» Record set

━━━

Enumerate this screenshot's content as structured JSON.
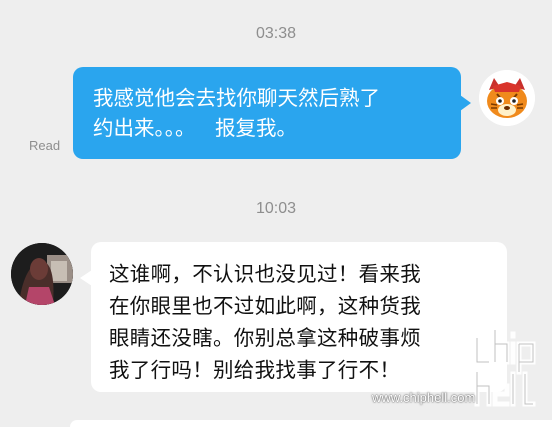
{
  "messages": {
    "time_1": "03:38",
    "outgoing": {
      "lines": [
        "我感觉他会去找你聊天然后熟了",
        "约出来。。。   报复我。"
      ],
      "status": "Read"
    },
    "time_2": "10:03",
    "incoming": {
      "lines": [
        "这谁啊，不认识也没见过！看来我",
        "在你眼里也不过如此啊，这种货我",
        "眼睛还没瞎。你别总拿这种破事烦",
        "我了行吗！别给我找事了行不！"
      ]
    }
  },
  "watermark": {
    "url": "www.chiphell.com",
    "logo_text": "chiphell"
  },
  "colors": {
    "background": "#eeeeee",
    "outgoing_bubble": "#2aa5ee",
    "incoming_bubble": "#ffffff",
    "timestamp": "#8e8e8e"
  },
  "icons": {
    "my_avatar": "cartoon-tiger-avatar",
    "contact_avatar": "photo-avatar"
  }
}
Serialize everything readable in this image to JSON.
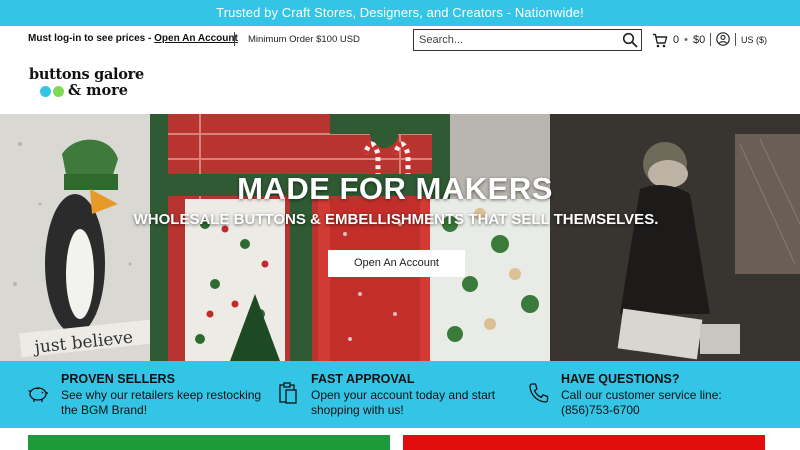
{
  "announcement": "Trusted by Craft Stores, Designers, and Creators - Nationwide!",
  "utility": {
    "login_prefix": "Must log-in to see prices - ",
    "login_link": "Open An Account",
    "minimum_order": "Minimum Order $100 USD",
    "currency": "US ($)"
  },
  "search": {
    "placeholder": "Search..."
  },
  "cart": {
    "count": "0",
    "separator": "•",
    "total": "$0"
  },
  "logo": {
    "line1": "buttons galore",
    "word2": "& more",
    "dot_colors": [
      "#34c5e6",
      "#7ed957",
      "#222222"
    ]
  },
  "hero": {
    "title": "MADE FOR MAKERS",
    "subtitle": "WHOLESALE BUTTONS & EMBELLISHMENTS THAT SELL THEMSELVES.",
    "cta": "Open An Account",
    "sign_text": "just believe"
  },
  "features": [
    {
      "icon": "piggy-bank-icon",
      "title": "PROVEN SELLERS",
      "desc": "See why our retailers keep restocking the BGM Brand!"
    },
    {
      "icon": "clipboard-icon",
      "title": "FAST APPROVAL",
      "desc": "Open your account today and start shopping with us!"
    },
    {
      "icon": "phone-icon",
      "title": "HAVE QUESTIONS?",
      "desc": "Call our customer service line: (856)753-6700"
    }
  ],
  "colors": {
    "accent": "#34c5e6",
    "green_block": "#1d9a39",
    "red_block": "#e20e0e"
  }
}
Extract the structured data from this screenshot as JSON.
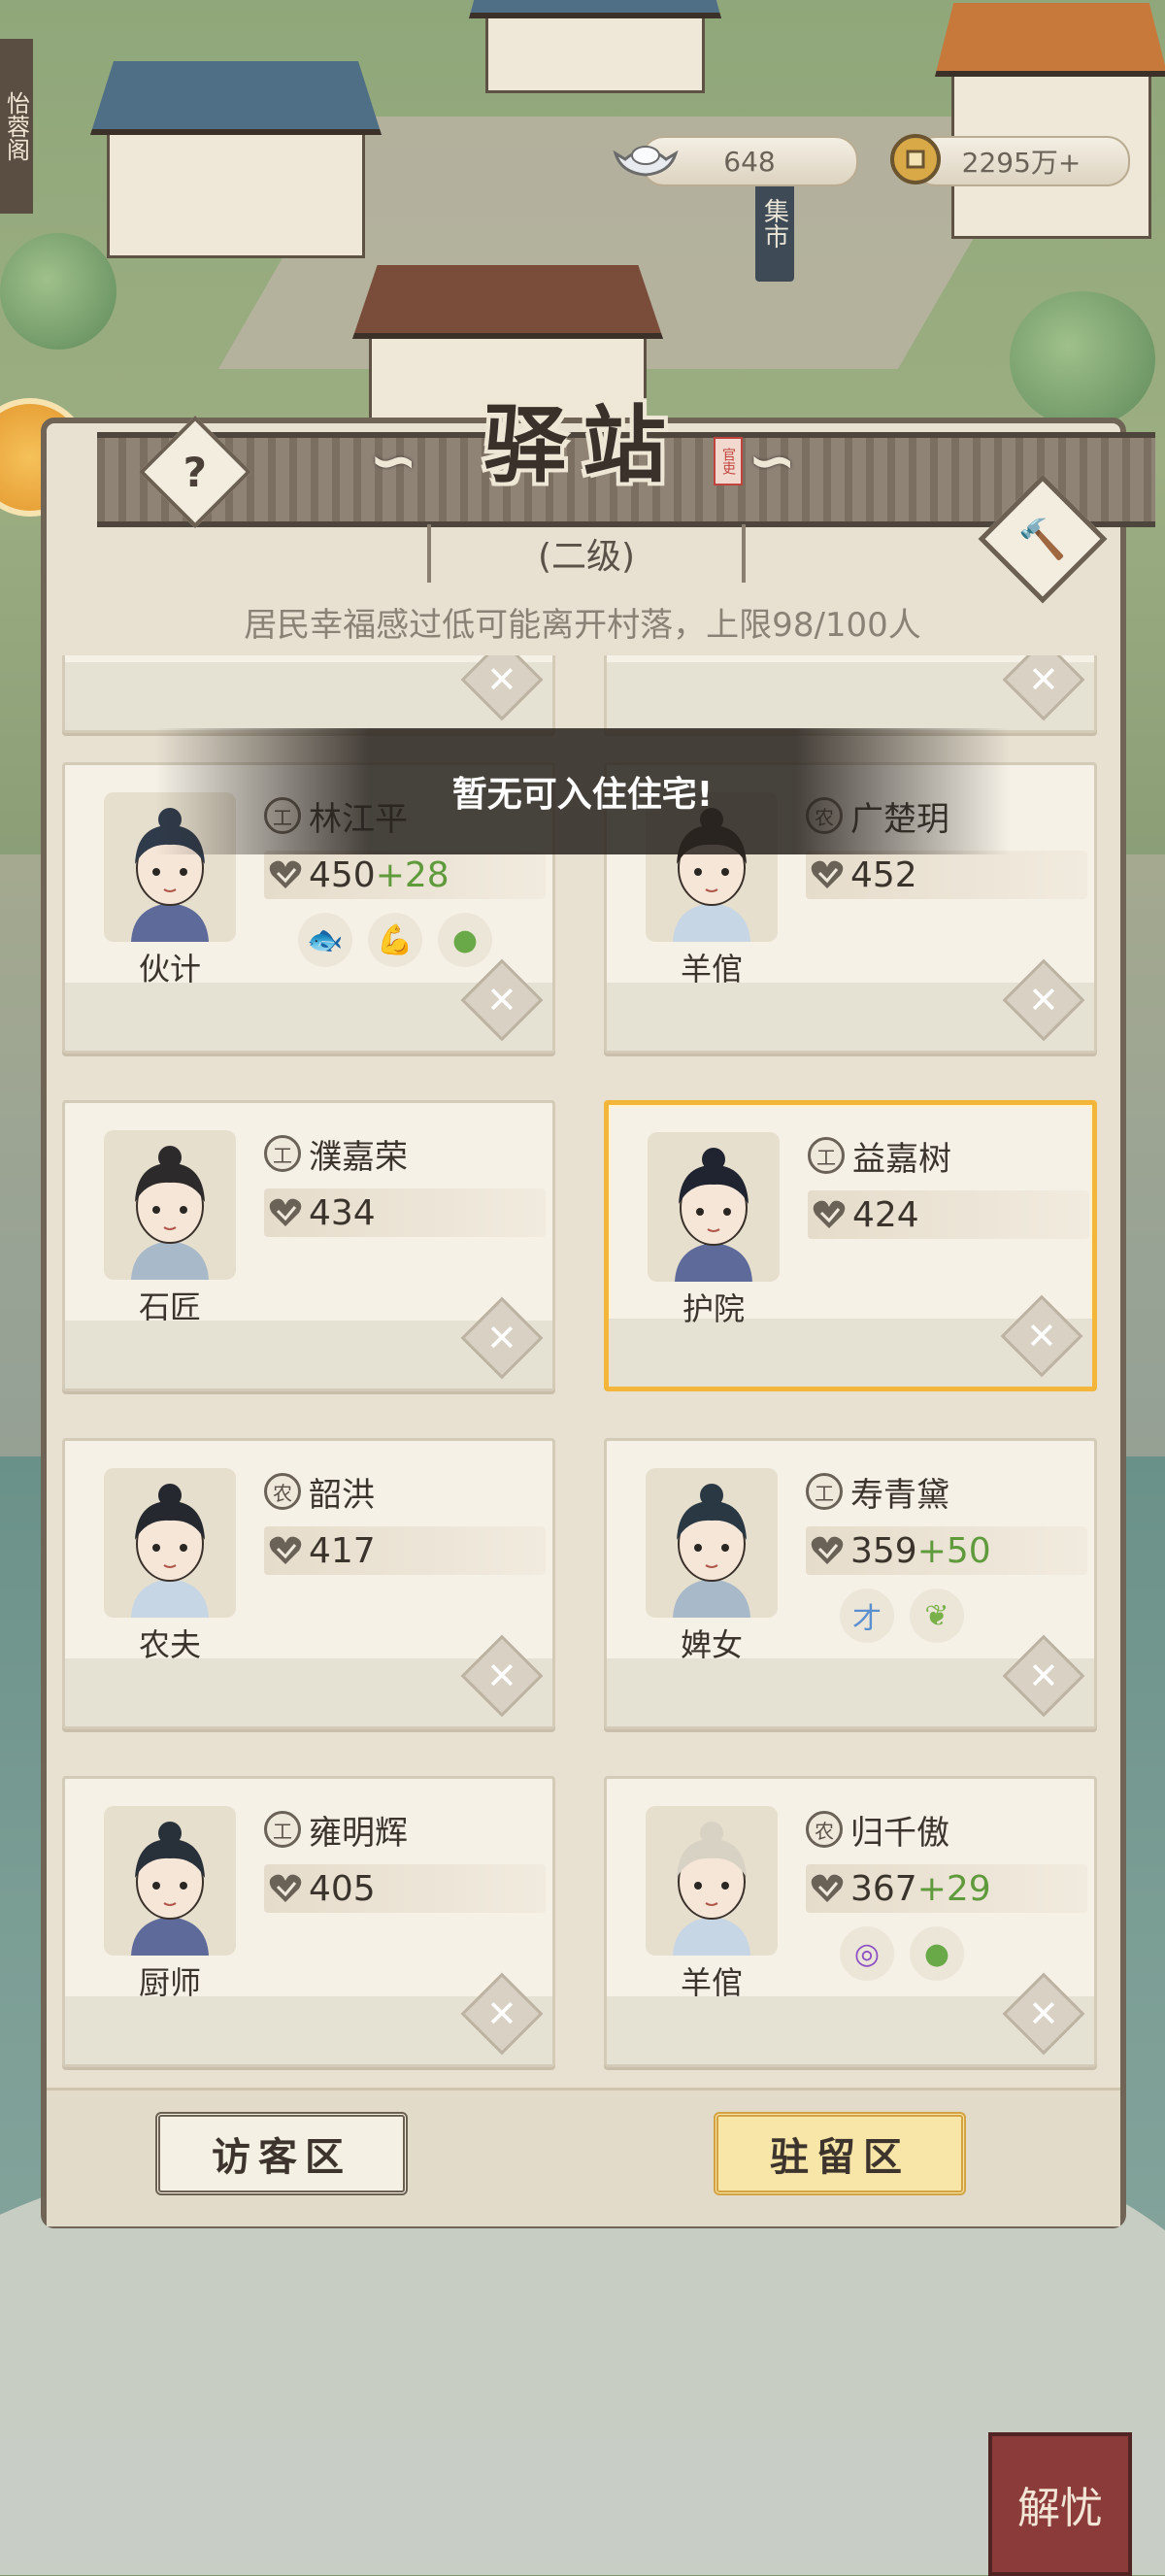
{
  "header": {
    "title": "驿站",
    "seal_text": "官吏",
    "level": "(二级)",
    "notice": "居民幸福感过低可能离开村落，上限98/100人",
    "help_label": "?"
  },
  "scene": {
    "market_sign": "集市",
    "left_sign": "怡蓉阁"
  },
  "currency": {
    "silver": "648",
    "coins": "2295万+"
  },
  "toast": "暂无可入住住宅!",
  "residents": [
    {
      "badge": "工",
      "name": "林江平",
      "role": "伙计",
      "stat": "450",
      "bonus": "+28",
      "traits": [
        "fish-icon",
        "muscle-icon",
        "body-icon"
      ]
    },
    {
      "badge": "农",
      "name": "广楚玥",
      "role": "羊倌",
      "stat": "452",
      "bonus": "",
      "traits": []
    },
    {
      "badge": "工",
      "name": "濮嘉荣",
      "role": "石匠",
      "stat": "434",
      "bonus": "",
      "traits": []
    },
    {
      "badge": "工",
      "name": "益嘉树",
      "role": "护院",
      "stat": "424",
      "bonus": "",
      "traits": []
    },
    {
      "badge": "农",
      "name": "韶洪",
      "role": "农夫",
      "stat": "417",
      "bonus": "",
      "traits": []
    },
    {
      "badge": "工",
      "name": "寿青黛",
      "role": "婢女",
      "stat": "359",
      "bonus": "+50",
      "traits": [
        "talent-icon",
        "leaf-icon"
      ]
    },
    {
      "badge": "工",
      "name": "雍明辉",
      "role": "厨师",
      "stat": "405",
      "bonus": "",
      "traits": []
    },
    {
      "badge": "农",
      "name": "归千傲",
      "role": "羊倌",
      "stat": "367",
      "bonus": "+29",
      "traits": [
        "purple-swirl-icon",
        "body-icon"
      ]
    }
  ],
  "tabs": {
    "visitor": "访客区",
    "stay": "驻留区"
  },
  "corner_seal": "解忧",
  "colors": {
    "selected_border": "#f3b63a",
    "bonus_green": "#5f9a3c",
    "panel_bg": "#e8e1d2"
  }
}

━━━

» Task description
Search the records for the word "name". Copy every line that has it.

» Output for this task
      "name": "林江平",
      "name": "广楚玥",
      "name": "濮嘉荣",
      "name": "益嘉树",
      "name": "韶洪",
      "name": "寿青黛",
      "name": "雍明辉",
      "name": "归千傲",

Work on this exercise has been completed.